MAE Seminar: Active and Passive Control - from Thought Experiment to Formula One Racing

McDonnell Douglas Engineering Auditorium (MDEA)
Malcolm C. Smith
Professor of Control Engineering
Head of the Control Group in the Department of Engineering
University of Cambridge

Abstract: The talk will explain the origins and applications of a new mechanical device, the inerter, which rapidly became a standard component in Formula One Racing and IndyCars and is now being considered for applications from railway suspensions to buildings. The origins of the idea in a seemingly innocent question in mathematical control theory in the author's research will be described. The broader context of the idea - namely the close link between control and network synthesis and the re-opening of research in classical circuits will be described in a tutorial manner. The talk will conclude with an account of the manner in which the inerter entered the popular press by reason of a Formula One spy scandal.

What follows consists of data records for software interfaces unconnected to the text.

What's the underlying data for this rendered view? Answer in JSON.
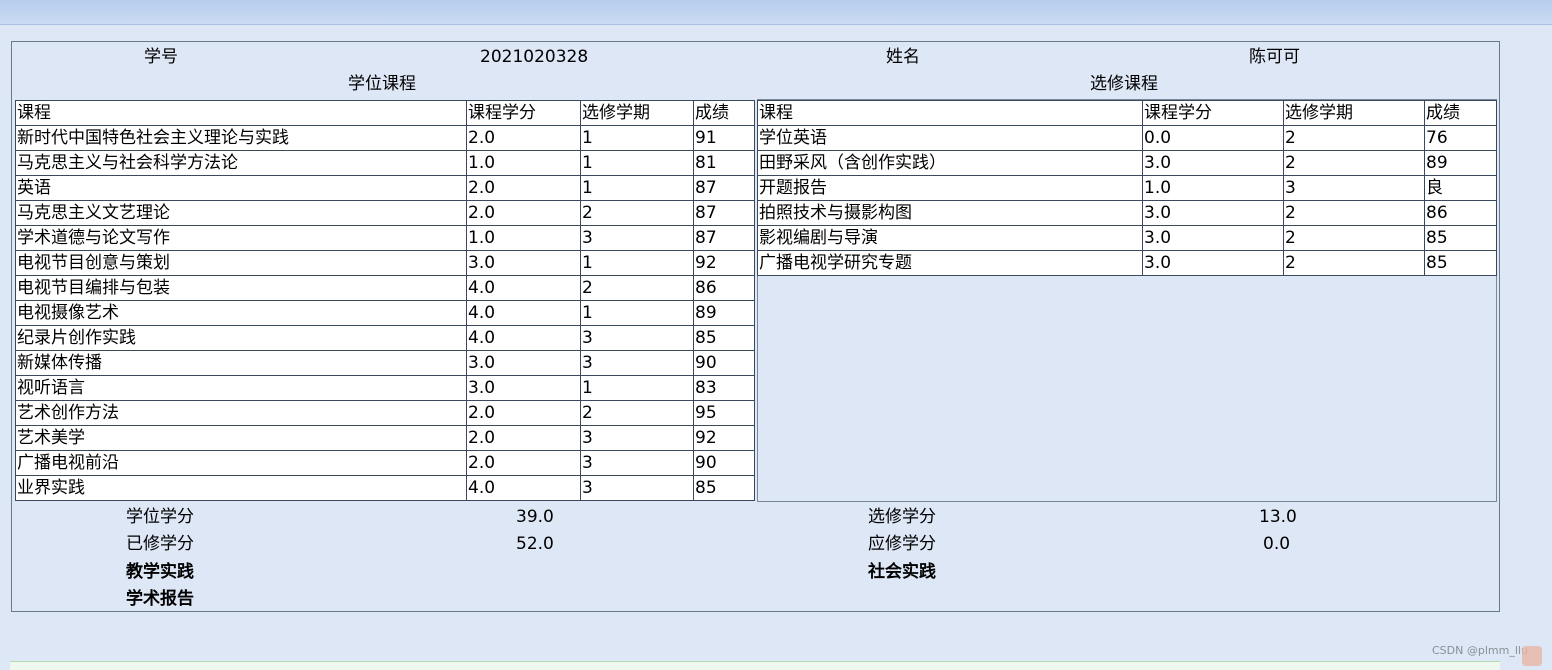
{
  "header": {
    "student_id_label": "学号",
    "student_id_value": "2021020328",
    "name_label": "姓名",
    "name_value": "陈可可"
  },
  "degree_courses": {
    "title": "学位课程",
    "columns": [
      "课程",
      "课程学分",
      "选修学期",
      "成绩"
    ],
    "rows": [
      [
        "新时代中国特色社会主义理论与实践",
        "2.0",
        "1",
        "91"
      ],
      [
        "马克思主义与社会科学方法论",
        "1.0",
        "1",
        "81"
      ],
      [
        "英语",
        "2.0",
        "1",
        "87"
      ],
      [
        "马克思主义文艺理论",
        "2.0",
        "2",
        "87"
      ],
      [
        "学术道德与论文写作",
        "1.0",
        "3",
        "87"
      ],
      [
        "电视节目创意与策划",
        "3.0",
        "1",
        "92"
      ],
      [
        "电视节目编排与包装",
        "4.0",
        "2",
        "86"
      ],
      [
        "电视摄像艺术",
        "4.0",
        "1",
        "89"
      ],
      [
        "纪录片创作实践",
        "4.0",
        "3",
        "85"
      ],
      [
        "新媒体传播",
        "3.0",
        "3",
        "90"
      ],
      [
        "视听语言",
        "3.0",
        "1",
        "83"
      ],
      [
        "艺术创作方法",
        "2.0",
        "2",
        "95"
      ],
      [
        "艺术美学",
        "2.0",
        "3",
        "92"
      ],
      [
        "广播电视前沿",
        "2.0",
        "3",
        "90"
      ],
      [
        "业界实践",
        "4.0",
        "3",
        "85"
      ]
    ]
  },
  "elective_courses": {
    "title": "选修课程",
    "columns": [
      "课程",
      "课程学分",
      "选修学期",
      "成绩"
    ],
    "rows": [
      [
        "学位英语",
        "0.0",
        "2",
        "76"
      ],
      [
        "田野采风（含创作实践）",
        "3.0",
        "2",
        "89"
      ],
      [
        "开题报告",
        "1.0",
        "3",
        "良"
      ],
      [
        "拍照技术与摄影构图",
        "3.0",
        "2",
        "86"
      ],
      [
        "影视编剧与导演",
        "3.0",
        "2",
        "85"
      ],
      [
        "广播电视学研究专题",
        "3.0",
        "2",
        "85"
      ]
    ]
  },
  "summary": {
    "degree_credits_label": "学位学分",
    "degree_credits_value": "39.0",
    "elective_credits_label": "选修学分",
    "elective_credits_value": "13.0",
    "earned_credits_label": "已修学分",
    "earned_credits_value": "52.0",
    "required_credits_label": "应修学分",
    "required_credits_value": "0.0",
    "teaching_practice_label": "教学实践",
    "social_practice_label": "社会实践",
    "academic_report_label": "学术报告"
  },
  "watermark": "CSDN @plmm_llu",
  "colors": {
    "background": "#dde7f5",
    "table_border": "#3a4a5c",
    "table_bg": "#ffffff"
  }
}
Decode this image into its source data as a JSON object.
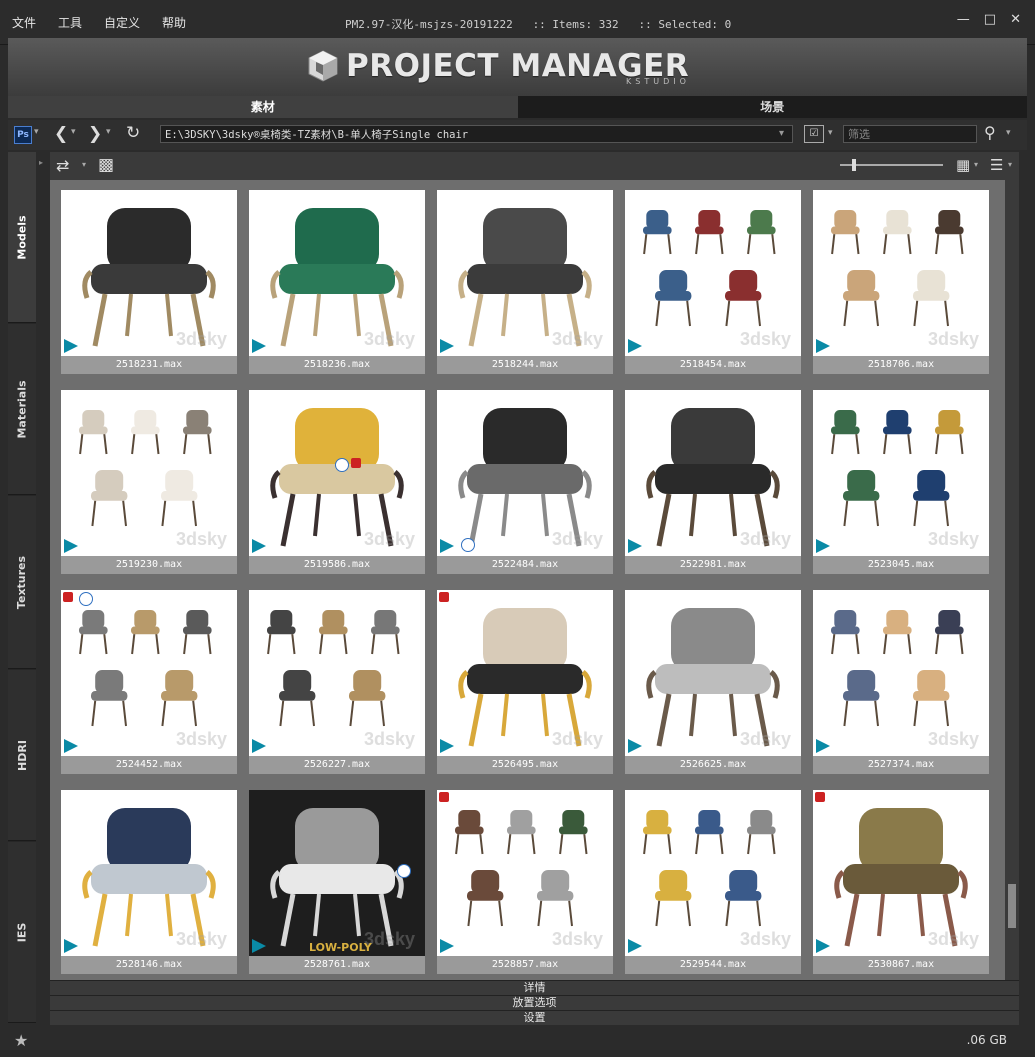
{
  "menu": [
    "文件",
    "工具",
    "自定义",
    "帮助"
  ],
  "window_title": "PM2.97-汉化-msjzs-20191222   :: Items: 332   :: Selected: 0",
  "logo": {
    "text": "PROJECT MANAGER",
    "sub": "KSTUDIO"
  },
  "main_tabs": [
    "素材",
    "场景"
  ],
  "toolbar": {
    "ps_label": "Ps",
    "path": "E:\\3DSKY\\3dsky®桌椅类-TZ素材\\B-单人椅子Single chair",
    "filter_placeholder": "筛选"
  },
  "side_tabs": [
    "Models",
    "Materials",
    "Textures",
    "HDRI",
    "IES"
  ],
  "items": [
    {
      "name": "2518231.max",
      "thumb": "chair-1"
    },
    {
      "name": "2518236.max",
      "thumb": "chair-2"
    },
    {
      "name": "2518244.max",
      "thumb": "chair-3"
    },
    {
      "name": "2518454.max",
      "thumb": "chair-4"
    },
    {
      "name": "2518706.max",
      "thumb": "chair-5"
    },
    {
      "name": "2519230.max",
      "thumb": "chair-6"
    },
    {
      "name": "2519586.max",
      "thumb": "chair-7"
    },
    {
      "name": "2522484.max",
      "thumb": "chair-8"
    },
    {
      "name": "2522981.max",
      "thumb": "chair-9"
    },
    {
      "name": "2523045.max",
      "thumb": "chair-10"
    },
    {
      "name": "2524452.max",
      "thumb": "chair-11"
    },
    {
      "name": "2526227.max",
      "thumb": "chair-12"
    },
    {
      "name": "2526495.max",
      "thumb": "chair-13"
    },
    {
      "name": "2526625.max",
      "thumb": "chair-14"
    },
    {
      "name": "2527374.max",
      "thumb": "chair-15"
    },
    {
      "name": "2528146.max",
      "thumb": "chair-16"
    },
    {
      "name": "2528761.max",
      "thumb": "chair-17"
    },
    {
      "name": "2528857.max",
      "thumb": "chair-18"
    },
    {
      "name": "2529544.max",
      "thumb": "chair-19"
    },
    {
      "name": "2530867.max",
      "thumb": "chair-20"
    }
  ],
  "thumb_texts": {
    "watermark": "3dsky",
    "low_poly": "LOW-POLY"
  },
  "bottom_panels": [
    "详情",
    "放置选项",
    "设置"
  ],
  "status": {
    "size": ".06 GB"
  }
}
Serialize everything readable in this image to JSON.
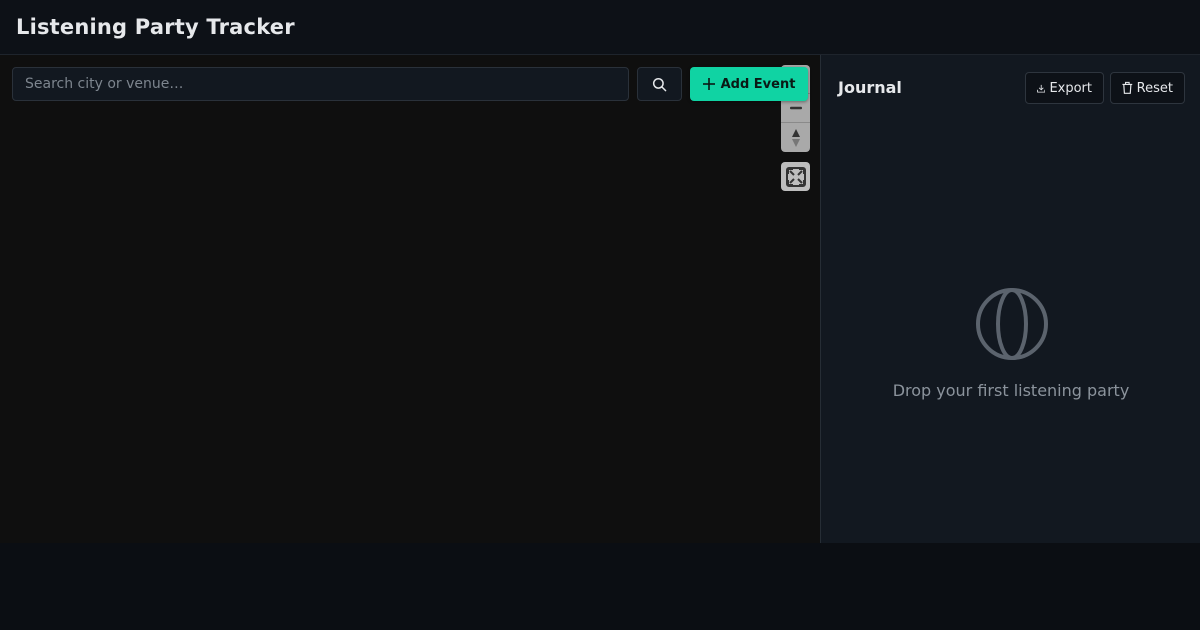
{
  "header": {
    "title": "Listening Party Tracker"
  },
  "map": {
    "search": {
      "placeholder": "Search city or venue…",
      "value": ""
    },
    "search_button_icon": "search-icon",
    "add_event_label": "Add Event",
    "controls": [
      "zoom-in",
      "zoom-out",
      "compass-reset",
      "fullscreen"
    ]
  },
  "journal": {
    "title": "Journal",
    "export_label": "Export",
    "reset_label": "Reset",
    "empty_message": "Drop your first listening party"
  },
  "colors": {
    "accent": "#10d3a3",
    "background": "#0b0e13",
    "panel": "#121820"
  }
}
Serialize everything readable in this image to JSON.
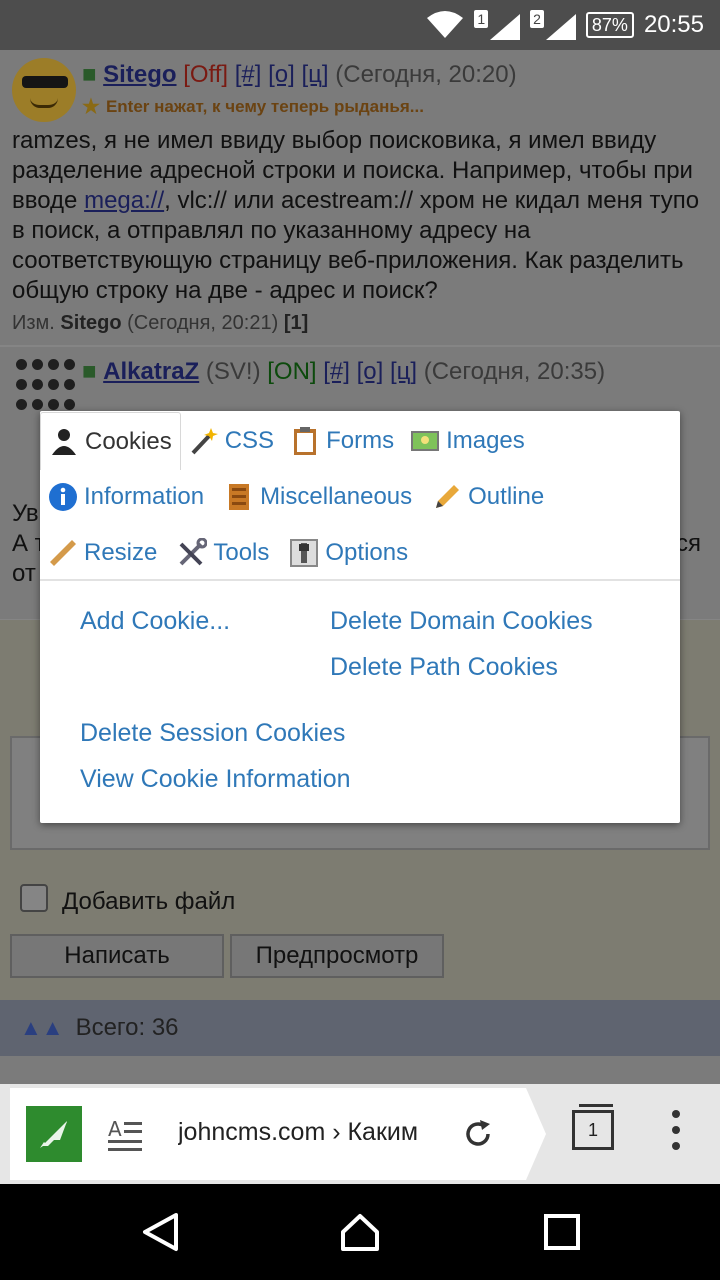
{
  "status_bar": {
    "sim1": "1",
    "sim2": "2",
    "battery": "87%",
    "time": "20:55"
  },
  "post1": {
    "username": "Sitego",
    "state": "[Off]",
    "links": [
      "[#]",
      "[o]",
      "[ц]"
    ],
    "time": "(Сегодня, 20:20)",
    "user_status": "Enter нажат, к чему теперь рыданья...",
    "text_a": "ramzes, я не имел ввиду выбор поисковика, я имел ввиду разделение адресной строки и поиска. Например, чтобы при вводе ",
    "text_link": "mega://",
    "text_b": ", vlc:// или acestream:// хром не кидал меня тупо в поиск, а отправлял по указанному адресу на соответствующую страницу веб-приложения. Как разделить общую строку на две - адрес и поиск?",
    "edit_prefix": "Изм.",
    "edit_user": "Sitego",
    "edit_time": "(Сегодня, 20:21)",
    "edit_count": "[1]"
  },
  "post2": {
    "username": "AlkatraZ",
    "tag": "(SV!)",
    "state": "[ON]",
    "links": [
      "[#]",
      "[o]",
      "[ц]"
    ],
    "time": "(Сегодня, 20:35)",
    "partial_1": "Ув",
    "partial_2": "А т",
    "partial_3": "от",
    "partial_right": "ся"
  },
  "reply": {
    "attach_label": "Добавить файл",
    "write_button": "Написать",
    "preview_button": "Предпросмотр"
  },
  "total": {
    "label": "Всего: 36"
  },
  "popup": {
    "tabs": [
      {
        "label": "Cookies",
        "icon": "cookie-person-icon"
      },
      {
        "label": "CSS",
        "icon": "magic-wand-icon"
      },
      {
        "label": "Forms",
        "icon": "clipboard-icon"
      },
      {
        "label": "Images",
        "icon": "picture-icon"
      },
      {
        "label": "Information",
        "icon": "info-icon"
      },
      {
        "label": "Miscellaneous",
        "icon": "box-icon"
      },
      {
        "label": "Outline",
        "icon": "pencil-icon"
      },
      {
        "label": "Resize",
        "icon": "ruler-icon"
      },
      {
        "label": "Tools",
        "icon": "tools-icon"
      },
      {
        "label": "Options",
        "icon": "switch-icon"
      }
    ],
    "actions": {
      "add_cookie": "Add Cookie...",
      "delete_domain": "Delete Domain Cookies",
      "delete_path": "Delete Path Cookies",
      "delete_session": "Delete Session Cookies",
      "view_info": "View Cookie Information"
    }
  },
  "browser": {
    "url": "johncms.com › Каким",
    "tab_count": "1"
  },
  "colors": {
    "link_blue": "#2f78b8",
    "site_icon_green": "#2e8b2e"
  }
}
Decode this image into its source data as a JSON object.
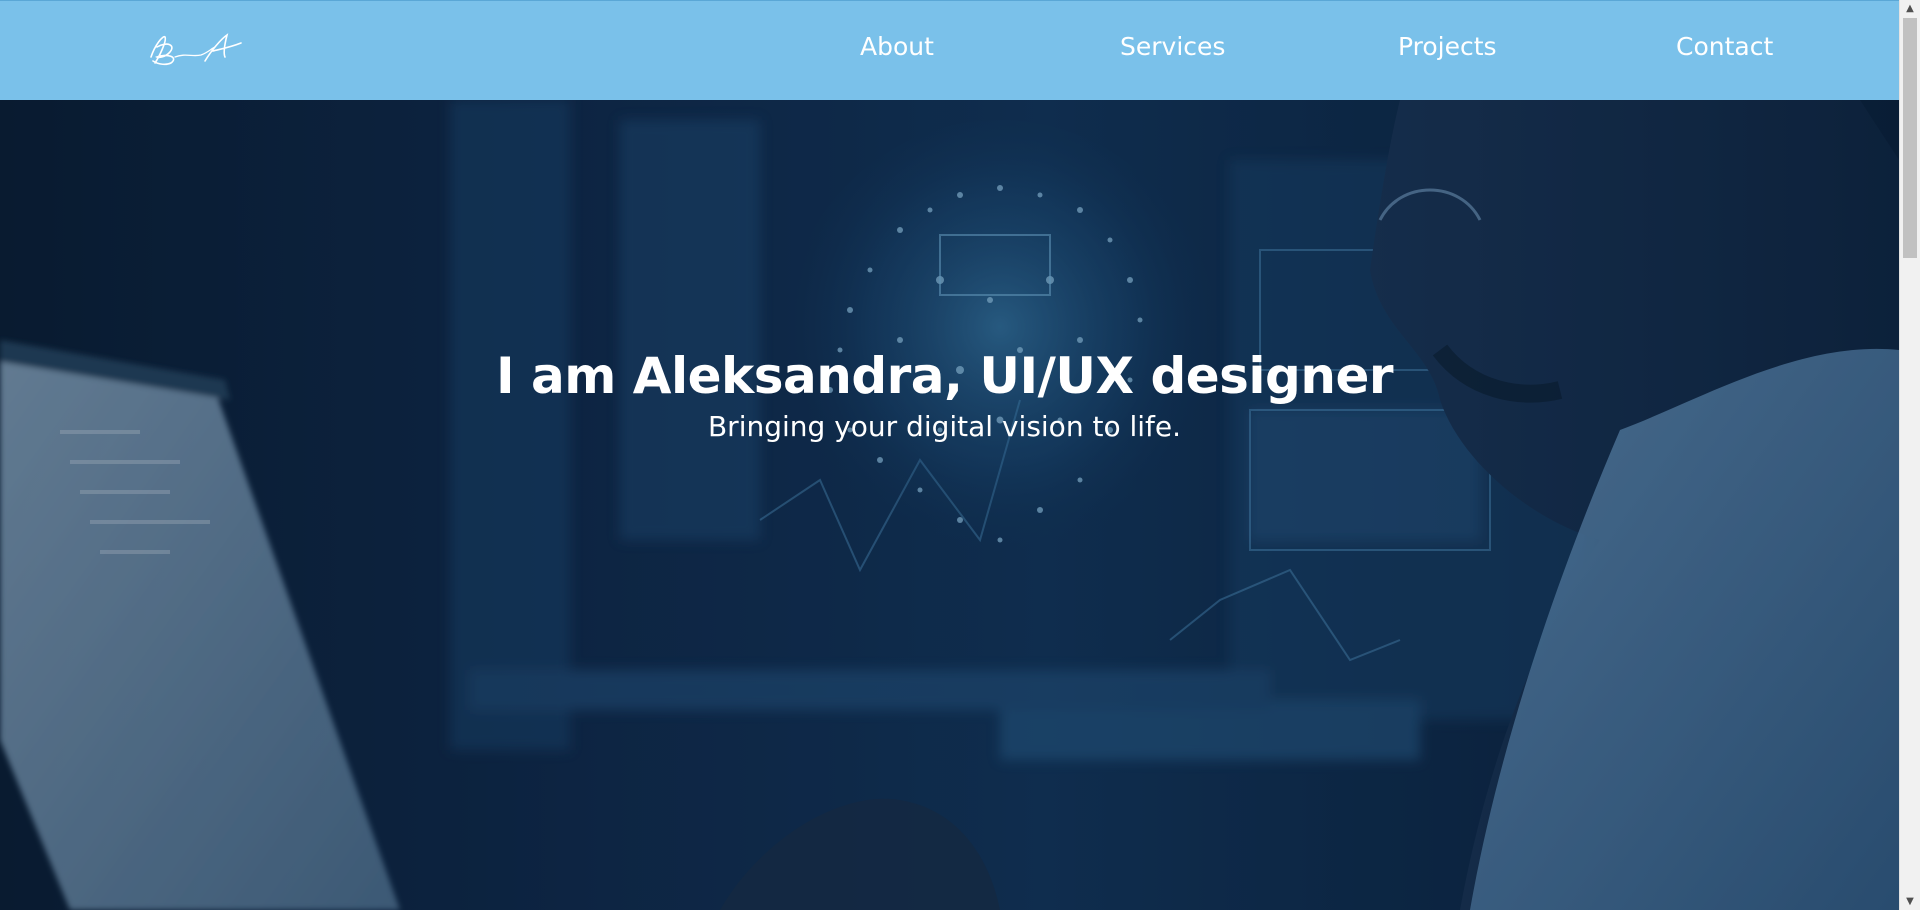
{
  "header": {
    "logo_alt": "BA",
    "nav": [
      {
        "label": "About"
      },
      {
        "label": "Services"
      },
      {
        "label": "Projects"
      },
      {
        "label": "Contact"
      }
    ],
    "background_color": "#7ac1ea"
  },
  "hero": {
    "title": "I am Aleksandra, UI/UX designer",
    "subtitle": "Bringing your digital vision to life.",
    "background_description_icon": "ai-head-person-laptop-image"
  },
  "colors": {
    "header": "#7ac1ea",
    "text": "#ffffff",
    "hero_base": "#10294a"
  }
}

Bio: Malcolm C. Smith is a professor of control engineering and head of the control group in the Department of Engineering at the University of Cambridge. His research interests are in the areas of robust control, nonlinear systems, electrical and mechanical networks and automotive applications. He is well-known for his invention of the inerter mechanical device currently used in Formula One motor racing and elsewhere. He received degrees in mathematics and control engineering from Cambridge University, England. He was subsequently a research fellow at the German Aerospace Centre, Oberpfaffenhofen, a visiting assistant professor and research fellow with the Department of Electrical Engineering at McGill University, Montreal, and an assistant professor with the Department of Electrical Engineering, Ohio State University, Columbus, before returning to Cambridge in 1990 as a lecturer in engineering. Smith is a fellow of the IEEE and the Royal Academy of Engineering. He received the 1992 and 1999 George Axelby Best Paper Awards, in the IEEE Transactions on Automatic Control, both times for joint work with T.T. Georgiou. He received the 2009 Sir Harold Hartley Medal of the Institute of Measurement and Control for outstanding contributions to the technology of measurement and control.